I am the person you come to for timely reviews of very recently released whiskies. On Monday I posted my review of the limited edition 8 yo released by Ardbeg last year. Today I have for you a review of the sherry finished 10 yo also released last year by one of Ardbeg’s neighbours to the slight southwest: Laphroaig. My understanding is that this is basically the regular 10 yo Laphroaig “finished” for a short period in oloroso sherry casks. Which would distinguish it from the previous Triple Wood and PX releases, both of which involved quarter cask maturation and also lacked any age statement. I suppose it’s also possible that the 10 years of maturation includes a longer period spent in sherry casks but nothing I’ve seen in my desultory googling substantiates this possibility. If you know definitively one way or the other, please do write in below. Apart from the sherry involvement this also differs from the regular 10 yo in being bottled at 48% abv and costing quite a bit more—though not as much more as you might expect: Wine-Searcher shows prices in the US as “low” as $65. I think this did come to Minnesota as well but in the pandemic I did not manage to rouse myself to look for a bottle. Will this sample make me regret my lack of energy? Let’s see.
Laphroaig 10, Sherry Oak, 2021 Release (48%; from a bottle split)
Nose: Big leafy smoke with sweet notes of charred meat and some cereals. More phenolic with every sniff but not tarry or “dark” as much as ashy and dry. A big vein of pencil lead pops out after a minute or so along with a fair bit of salt. The orange peel emerges here too with time. Two or three drops of water and the phenols recede some and it softens on the whole: some malt coming through now along with the cereals.
Palate: Comes in sweet with the charred meat. The char expands as I swallow and the pencil lead pops out here as well. A good drinking strength and texture. No off notes whatsoever: no rubber and no sulphur of any kind that I can detect. On the second sip the charred meat begins to edge into sweet pipe tobacco and citrus begins to emerge (sweet orange peel—almost a bit Cointreau’ish). Continues in this charred/sweet vein which is nothing to complain about. Okay, let’s see what water does. As on the nose, it pushes the phenols back; more acid here now and then pepper heading to the finish.
Finish: Long. The char keeps going and going, getting drier with time. The orange peel becomes dried here. With water it’s all about cracked pepper.
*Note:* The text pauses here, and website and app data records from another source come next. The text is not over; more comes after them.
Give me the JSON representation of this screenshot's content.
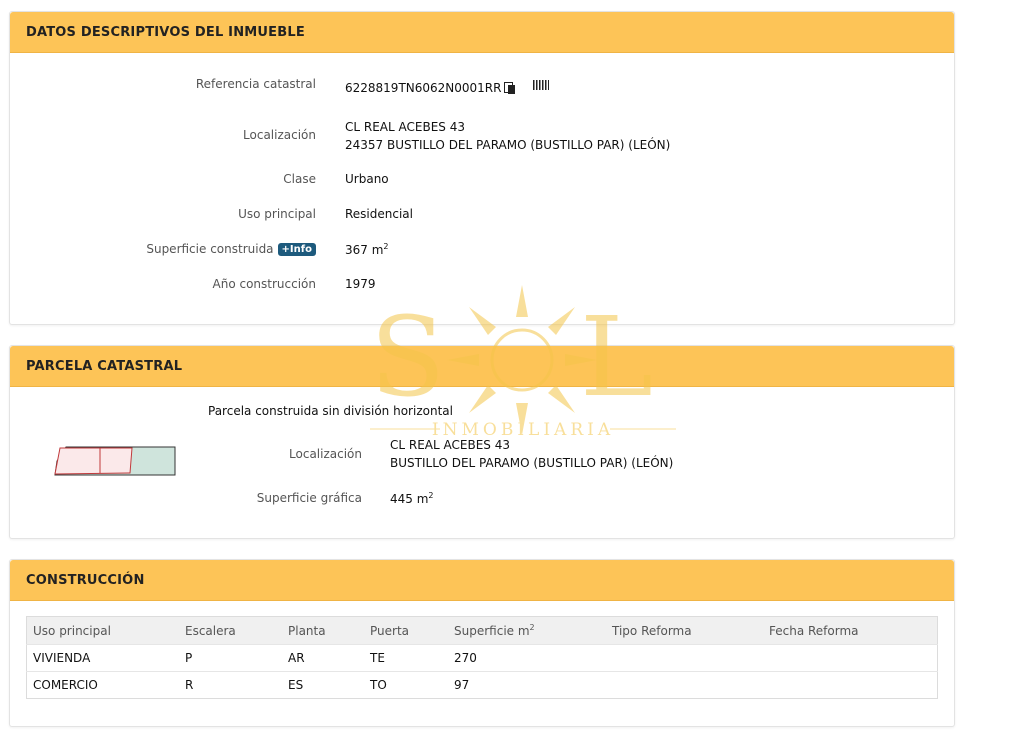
{
  "datos": {
    "title": "DATOS DESCRIPTIVOS DEL INMUEBLE",
    "ref_label": "Referencia catastral",
    "ref_value": "6228819TN6062N0001RR",
    "loc_label": "Localización",
    "loc_line1": "CL REAL ACEBES 43",
    "loc_line2": "24357 BUSTILLO DEL PARAMO (BUSTILLO PAR) (LEÓN)",
    "clase_label": "Clase",
    "clase_value": "Urbano",
    "uso_label": "Uso principal",
    "uso_value": "Residencial",
    "sup_label": "Superficie construida",
    "info_badge": "+Info",
    "sup_value": "367 m",
    "sup_unit_exp": "2",
    "anio_label": "Año construcción",
    "anio_value": "1979"
  },
  "parcela": {
    "title": "PARCELA CATASTRAL",
    "subtitle": "Parcela construida sin división horizontal",
    "loc_label": "Localización",
    "loc_line1": "CL REAL ACEBES 43",
    "loc_line2": "BUSTILLO DEL PARAMO (BUSTILLO PAR) (LEÓN)",
    "sup_label": "Superficie gráfica",
    "sup_value": "445 m",
    "sup_unit_exp": "2"
  },
  "construccion": {
    "title": "CONSTRUCCIÓN",
    "headers": [
      "Uso principal",
      "Escalera",
      "Planta",
      "Puerta",
      "Superficie m",
      "Tipo Reforma",
      "Fecha Reforma"
    ],
    "superficie_exp": "2",
    "rows": [
      [
        "VIVIENDA",
        "P",
        "AR",
        "TE",
        "270",
        "",
        ""
      ],
      [
        "COMERCIO",
        "R",
        "ES",
        "TO",
        "97",
        "",
        ""
      ]
    ]
  },
  "watermark": {
    "brand": "SOL",
    "tagline": "INMOBILIARIA",
    "color": "#f4c54a"
  },
  "icons": [
    "copy-icon",
    "barcode-icon",
    "parcel-map-thumbnail"
  ]
}
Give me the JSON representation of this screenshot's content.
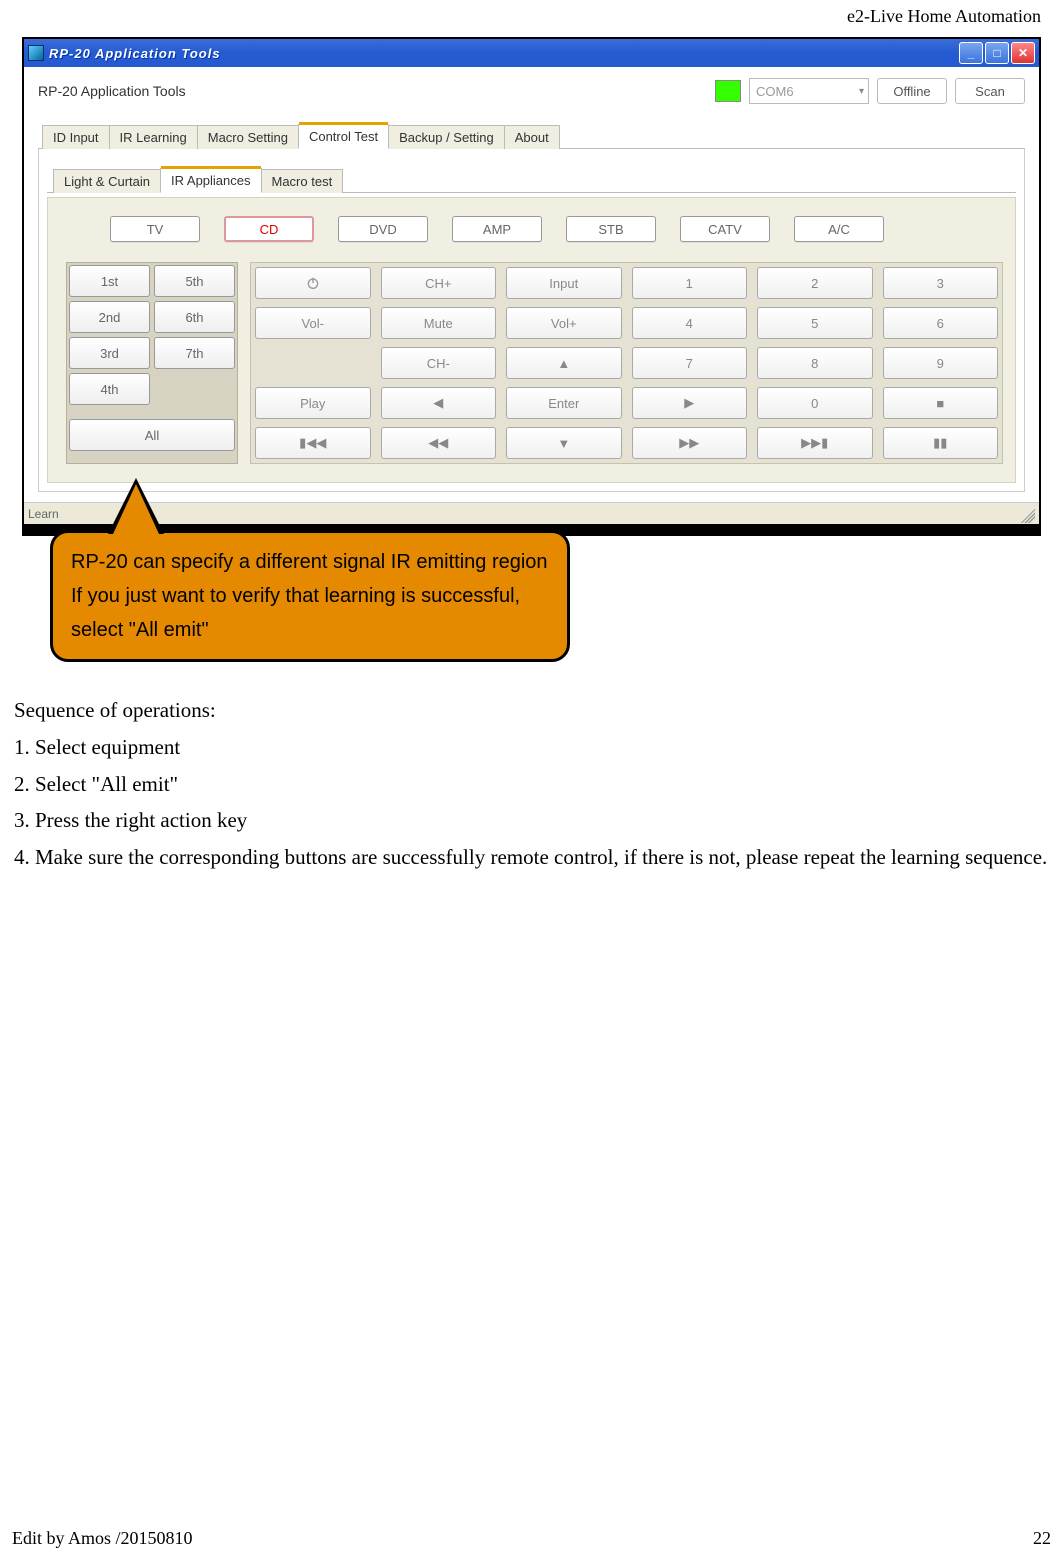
{
  "doc": {
    "header": "e2-Live Home Automation",
    "footer_left": "Edit by Amos /20150810",
    "footer_right": "22",
    "callout": "RP-20 can specify a different signal IR emitting region If you just want to verify that learning is successful, select \"All emit\"",
    "seq_title": "Sequence of operations:",
    "seq1": "1. Select equipment",
    "seq2": "2. Select \"All emit\"",
    "seq3": "3. Press the right action key",
    "seq4": "4. Make sure the corresponding buttons are successfully remote control, if there is not, please repeat the learning sequence."
  },
  "window": {
    "title": "RP-20 Application Tools",
    "toolbar_title": "RP-20 Application Tools",
    "com": "COM6",
    "offline": "Offline",
    "scan": "Scan",
    "status": "Learn"
  },
  "tabs": {
    "main": [
      "ID Input",
      "IR Learning",
      "Macro Setting",
      "Control Test",
      "Backup / Setting",
      "About"
    ],
    "sub": [
      "Light & Curtain",
      "IR Appliances",
      "Macro test"
    ]
  },
  "devices": [
    "TV",
    "CD",
    "DVD",
    "AMP",
    "STB",
    "CATV",
    "A/C"
  ],
  "emit": {
    "b1": "1st",
    "b2": "2nd",
    "b3": "3rd",
    "b4": "4th",
    "b5": "5th",
    "b6": "6th",
    "b7": "7th",
    "all": "All"
  },
  "cmd": {
    "power": "⏻",
    "chp": "CH+",
    "input": "Input",
    "n1": "1",
    "n2": "2",
    "n3": "3",
    "volm": "Vol-",
    "mute": "Mute",
    "volp": "Vol+",
    "n4": "4",
    "n5": "5",
    "n6": "6",
    "blank": "",
    "chm": "CH-",
    "up": "▲",
    "n7": "7",
    "n8": "8",
    "n9": "9",
    "play": "Play",
    "left": "◀",
    "enter": "Enter",
    "right": "▶",
    "n0": "0",
    "stop": "■",
    "skipb": "▮◀◀",
    "rew": "◀◀",
    "down": "▼",
    "ff": "▶▶",
    "skipf": "▶▶▮",
    "pause": "▮▮"
  }
}
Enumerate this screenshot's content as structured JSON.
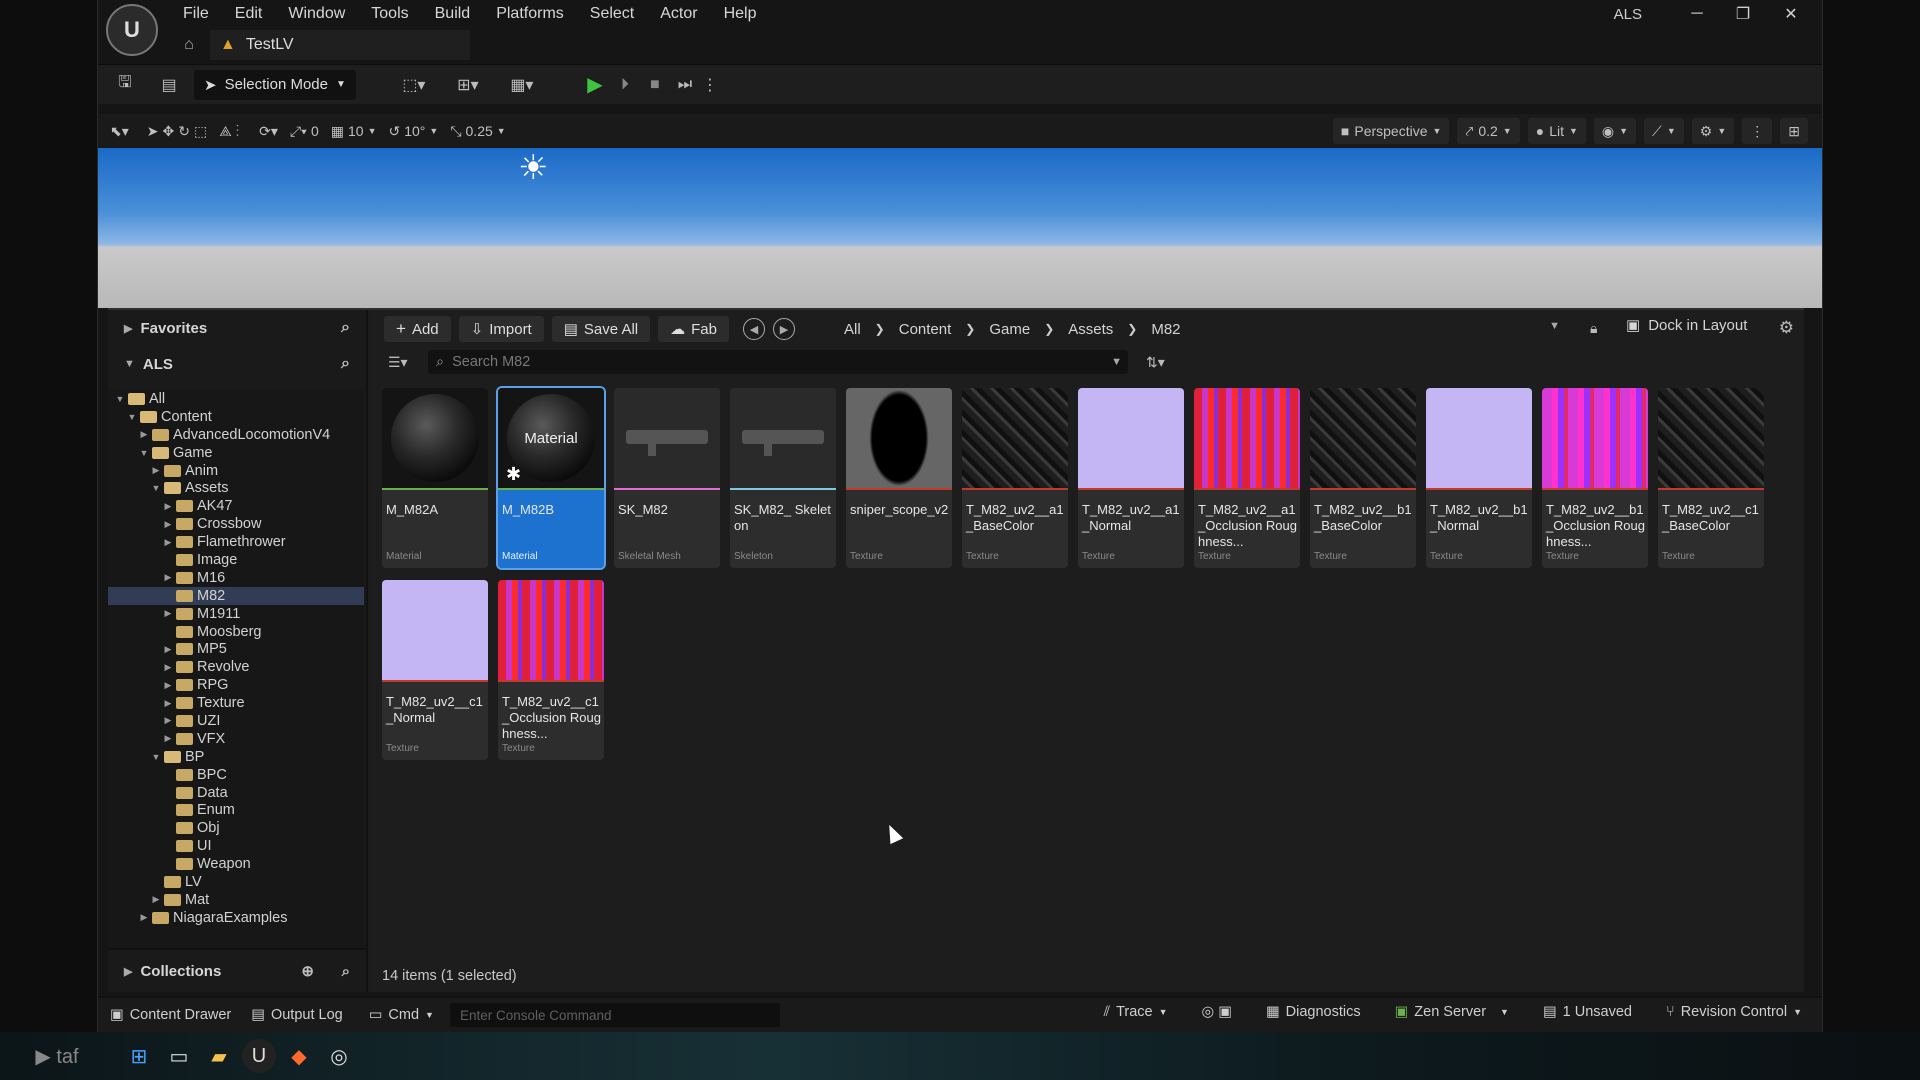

Comments: I really like this. There’s no complexity to speak of but it’s a good honest Laphroaig and the finish does not feel bolted on in the slightest. And yes, it’s very close to the 2009 Triple Wood; no reason to give it a different score. Have to look for it in Minnesota: if you live here and have seen it in the wild, do drop me a note.
Rating: 87 points.